Massive and graceful Rococo
Object of the month - June 2018
The Rococo style came about in France in the first part of the 18th century following the Late Baroque in fashion during the regency (regènce in French) of the Duke of Orléans. Rococo flourished a couple of decades during the first half of the reign of Louis XV, starting from 1723 when the king reached his majority. By mid-century, Rococo was already going out of fashion in France. In Sweden, Rococo was introduced in connection to the construction and decoration of the Royal Palace in Stockholm. The old Tre kronor palace was destroyed in a fire in 1697, and although the reconstruction started swiftly, the work was interrupted for long periods due to e.g. the Great Northern War in the beginning of the 18th century. Construction restarted in 1727–1728, and in 1739 Carl Gustaf Tessin, who had been in charge of the construction work since 1728, travelled to Paris to recruit French craftsmen and artists. Their task was to carry out the decoration and decorative work in the palace as well as to educate Swedish artists. The latest and most fashionable pieces of art and furniture were also acquired from Paris.
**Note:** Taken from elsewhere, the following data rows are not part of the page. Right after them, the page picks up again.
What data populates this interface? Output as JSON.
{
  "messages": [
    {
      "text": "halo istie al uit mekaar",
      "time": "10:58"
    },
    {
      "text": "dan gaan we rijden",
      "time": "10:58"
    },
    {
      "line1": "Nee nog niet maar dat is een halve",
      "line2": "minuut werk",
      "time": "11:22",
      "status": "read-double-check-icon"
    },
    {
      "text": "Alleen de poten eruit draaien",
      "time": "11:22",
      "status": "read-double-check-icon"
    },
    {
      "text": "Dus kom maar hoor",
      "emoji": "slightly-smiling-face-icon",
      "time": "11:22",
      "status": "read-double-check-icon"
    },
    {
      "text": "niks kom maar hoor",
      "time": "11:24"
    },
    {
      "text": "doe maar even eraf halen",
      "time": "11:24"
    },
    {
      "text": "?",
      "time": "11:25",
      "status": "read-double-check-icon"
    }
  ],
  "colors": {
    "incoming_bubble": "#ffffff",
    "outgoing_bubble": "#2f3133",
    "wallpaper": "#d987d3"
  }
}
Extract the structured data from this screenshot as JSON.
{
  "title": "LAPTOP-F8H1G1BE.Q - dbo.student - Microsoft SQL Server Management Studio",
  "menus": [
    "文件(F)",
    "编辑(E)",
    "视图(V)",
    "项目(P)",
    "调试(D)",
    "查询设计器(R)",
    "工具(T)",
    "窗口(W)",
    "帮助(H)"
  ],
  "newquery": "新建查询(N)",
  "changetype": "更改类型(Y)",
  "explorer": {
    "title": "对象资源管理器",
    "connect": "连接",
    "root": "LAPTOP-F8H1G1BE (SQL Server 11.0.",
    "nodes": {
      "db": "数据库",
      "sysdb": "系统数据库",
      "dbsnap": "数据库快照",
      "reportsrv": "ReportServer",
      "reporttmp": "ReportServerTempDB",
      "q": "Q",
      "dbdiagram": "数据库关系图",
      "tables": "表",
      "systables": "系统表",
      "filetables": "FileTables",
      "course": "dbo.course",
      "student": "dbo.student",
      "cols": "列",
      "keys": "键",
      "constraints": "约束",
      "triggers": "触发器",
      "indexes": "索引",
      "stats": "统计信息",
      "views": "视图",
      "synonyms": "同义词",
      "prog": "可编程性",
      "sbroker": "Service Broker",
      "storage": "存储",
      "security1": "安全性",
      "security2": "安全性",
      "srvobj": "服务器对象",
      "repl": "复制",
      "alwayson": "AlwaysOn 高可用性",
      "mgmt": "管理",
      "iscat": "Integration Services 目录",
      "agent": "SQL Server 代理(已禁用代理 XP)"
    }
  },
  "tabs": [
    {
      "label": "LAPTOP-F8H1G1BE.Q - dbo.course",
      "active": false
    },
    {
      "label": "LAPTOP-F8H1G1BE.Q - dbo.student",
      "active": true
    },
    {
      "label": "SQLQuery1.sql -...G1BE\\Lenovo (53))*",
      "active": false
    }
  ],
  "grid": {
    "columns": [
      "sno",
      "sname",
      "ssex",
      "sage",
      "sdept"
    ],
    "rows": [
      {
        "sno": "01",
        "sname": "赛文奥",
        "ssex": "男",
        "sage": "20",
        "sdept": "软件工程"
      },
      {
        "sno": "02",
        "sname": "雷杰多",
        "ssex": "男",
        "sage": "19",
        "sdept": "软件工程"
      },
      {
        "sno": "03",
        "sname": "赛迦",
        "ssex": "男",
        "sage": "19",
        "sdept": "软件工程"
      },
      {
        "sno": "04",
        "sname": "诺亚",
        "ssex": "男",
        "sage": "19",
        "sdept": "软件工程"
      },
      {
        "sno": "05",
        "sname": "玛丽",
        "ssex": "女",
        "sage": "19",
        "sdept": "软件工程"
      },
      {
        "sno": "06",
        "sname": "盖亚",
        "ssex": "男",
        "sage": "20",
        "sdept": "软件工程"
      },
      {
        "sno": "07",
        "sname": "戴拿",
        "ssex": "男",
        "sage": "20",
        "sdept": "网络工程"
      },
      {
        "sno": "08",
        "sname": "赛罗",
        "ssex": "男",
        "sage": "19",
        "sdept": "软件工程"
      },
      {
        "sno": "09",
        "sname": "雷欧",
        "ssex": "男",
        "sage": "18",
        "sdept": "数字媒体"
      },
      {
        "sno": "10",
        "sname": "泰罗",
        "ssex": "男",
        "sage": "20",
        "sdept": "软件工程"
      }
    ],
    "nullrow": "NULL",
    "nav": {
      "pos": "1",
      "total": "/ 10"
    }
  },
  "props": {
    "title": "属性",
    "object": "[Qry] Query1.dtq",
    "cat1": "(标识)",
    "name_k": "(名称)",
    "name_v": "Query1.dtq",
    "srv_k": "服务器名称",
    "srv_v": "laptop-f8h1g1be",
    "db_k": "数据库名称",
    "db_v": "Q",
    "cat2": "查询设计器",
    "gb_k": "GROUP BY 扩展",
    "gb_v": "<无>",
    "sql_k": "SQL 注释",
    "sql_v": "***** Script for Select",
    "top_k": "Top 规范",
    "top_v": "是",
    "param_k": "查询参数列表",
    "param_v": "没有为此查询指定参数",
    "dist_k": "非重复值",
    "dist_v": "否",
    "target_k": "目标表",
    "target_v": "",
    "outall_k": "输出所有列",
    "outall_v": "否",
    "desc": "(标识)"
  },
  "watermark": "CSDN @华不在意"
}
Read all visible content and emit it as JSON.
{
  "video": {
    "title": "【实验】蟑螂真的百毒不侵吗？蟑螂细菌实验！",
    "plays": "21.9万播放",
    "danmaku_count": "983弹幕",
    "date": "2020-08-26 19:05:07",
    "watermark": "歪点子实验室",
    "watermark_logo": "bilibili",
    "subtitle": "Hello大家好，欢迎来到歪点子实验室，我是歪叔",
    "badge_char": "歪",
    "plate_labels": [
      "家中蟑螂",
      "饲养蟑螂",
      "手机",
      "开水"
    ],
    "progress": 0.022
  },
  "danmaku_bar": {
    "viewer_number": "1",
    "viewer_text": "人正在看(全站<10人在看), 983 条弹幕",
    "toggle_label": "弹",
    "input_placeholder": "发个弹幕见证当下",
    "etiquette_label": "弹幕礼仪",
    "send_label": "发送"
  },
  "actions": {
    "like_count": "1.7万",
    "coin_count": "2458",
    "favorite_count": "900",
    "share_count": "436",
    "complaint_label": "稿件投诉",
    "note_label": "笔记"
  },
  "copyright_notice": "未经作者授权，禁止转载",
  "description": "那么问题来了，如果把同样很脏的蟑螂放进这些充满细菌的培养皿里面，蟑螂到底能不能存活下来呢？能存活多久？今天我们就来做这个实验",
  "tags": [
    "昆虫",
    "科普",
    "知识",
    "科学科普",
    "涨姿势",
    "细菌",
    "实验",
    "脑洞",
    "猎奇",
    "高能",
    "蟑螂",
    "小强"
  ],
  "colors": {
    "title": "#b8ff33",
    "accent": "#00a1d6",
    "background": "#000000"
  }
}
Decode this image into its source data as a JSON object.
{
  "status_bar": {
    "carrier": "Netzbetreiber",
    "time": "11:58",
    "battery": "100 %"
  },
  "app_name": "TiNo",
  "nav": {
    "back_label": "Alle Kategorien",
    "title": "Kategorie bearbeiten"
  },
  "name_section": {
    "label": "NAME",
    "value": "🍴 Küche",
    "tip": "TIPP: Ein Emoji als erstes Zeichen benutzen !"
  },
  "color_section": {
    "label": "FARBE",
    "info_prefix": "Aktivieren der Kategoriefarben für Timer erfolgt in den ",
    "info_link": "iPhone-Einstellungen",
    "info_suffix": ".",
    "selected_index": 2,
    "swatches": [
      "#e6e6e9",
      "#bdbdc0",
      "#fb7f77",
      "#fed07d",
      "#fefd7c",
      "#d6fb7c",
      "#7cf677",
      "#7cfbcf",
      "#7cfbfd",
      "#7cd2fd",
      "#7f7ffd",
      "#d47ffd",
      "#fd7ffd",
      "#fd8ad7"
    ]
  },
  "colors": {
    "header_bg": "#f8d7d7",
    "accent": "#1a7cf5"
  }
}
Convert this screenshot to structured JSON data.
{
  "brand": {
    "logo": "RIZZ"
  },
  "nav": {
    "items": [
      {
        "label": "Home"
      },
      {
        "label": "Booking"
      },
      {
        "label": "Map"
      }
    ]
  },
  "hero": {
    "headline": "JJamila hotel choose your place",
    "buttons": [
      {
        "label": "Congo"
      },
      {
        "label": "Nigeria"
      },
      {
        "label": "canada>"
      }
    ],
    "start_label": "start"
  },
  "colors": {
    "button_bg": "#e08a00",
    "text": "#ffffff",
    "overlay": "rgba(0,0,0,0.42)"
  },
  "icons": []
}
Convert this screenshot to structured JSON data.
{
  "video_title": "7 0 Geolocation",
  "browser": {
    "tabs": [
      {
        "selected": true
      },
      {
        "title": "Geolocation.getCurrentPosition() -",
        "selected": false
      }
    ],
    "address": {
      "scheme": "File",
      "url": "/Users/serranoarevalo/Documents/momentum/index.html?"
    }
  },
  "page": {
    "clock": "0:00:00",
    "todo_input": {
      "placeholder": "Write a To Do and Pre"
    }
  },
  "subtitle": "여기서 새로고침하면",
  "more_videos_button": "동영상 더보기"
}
Commode en tombeau (a “tomb-like” commode) is a familiar and typical Rococo chest with its low lines and three drawers. The basic form with the typical three drawers was inherited from Late Baroque, with the sides of the chest becoming more curved gradually over time.
The chest in question was crafted in the 1740s. Typical to the Late Baroque period, it is still heavy in its appearance, but there are also hints of Rococo curves visible in its massive lines. The splendid handles are made in France, and the top is of Swedish marble from Kolmården. The commode is not signed, so there is no certainty as to who made it. If made in Stockholm, the dimensions would suggest a local cabinetmaker Olof Martin, but there is no way to know for sure.
Although not emphasised with metal strips embedded between the drawers as in some chests of the period, the horizontal lines of the drawers are prominent. The walnut veneer covering the chest forms a diamond-shaped pattern. The symmetrical keyhole plates are more reminiscent of Late Baroque than Rococo, and the same can be said of the large flower-shaped handle fittings. Some fittings are missing from the left front corner and the centre of the bottom edge.
The chest was acquired in 1882 from a farm-owner called Hjellberg in the village of Västervik in Mustasaari, near the city of Vaasa. Councillor of State Eliel Aspelin-Haapkylä, who bequeathed it to the National Museum, has owned the chest-of-drawers. Eliel Aspelin was one of the most important initiators of the Finnish National Museum in the beginning of the 19th century, with the Nationalmuseum in Stockholm, combining visual arts to arts and crafts (design) in its collections, providing a good example for a national museum. However, with the opening of the Atheneum Art Museum in Helsinki in 1887, the idea of copying the concept of the Nationalmuseum in Stockholm became purposeless. Therefore, the State Historical Museum of Finland founded in 1893 was a purely historical and cultural-historical museum. A collector of art and antiques, Eliel Aspelin bequeathed a part of his collection to the new Finnish National Museum, and the Aspelin collection is now one of the cornerstones of the museum’s historical collections.
A commode of the similar type can be seen in a watercolour by the Swedish artist Olof Fridsberg, dated to 1757–1764. Fridsberg painted aquarelles as illustrations to the stories told by Carl Gustaf Tessin to his family as a pastime, using motifs from the Tessins’ manor home in Åkerö. Fridsberg’s illustration to a story called Two clocks includes a Rococo chest of the exact same model with identical fittings and handles. Tessin’s chest of drawers (privately owned even today) differs from the one in the museum in that it has metal strips around the edges of the drawers and two extra fittings in the centre of the bottom drawer. There are two very similar chests in the Royal Palace in Stockholm, and one in the Museum of Applied Arts in Vienna. The State Hermitage Museum in St. Petersburg also has a commode almost identical in style, dimensions and fittings. Of these, the latter two are said to be of French origin – could it be that a Parisian commode acquired for a palace in Stockholm later found its way to the Vaasa region and subsequently to Eliel Aspelin’s collection?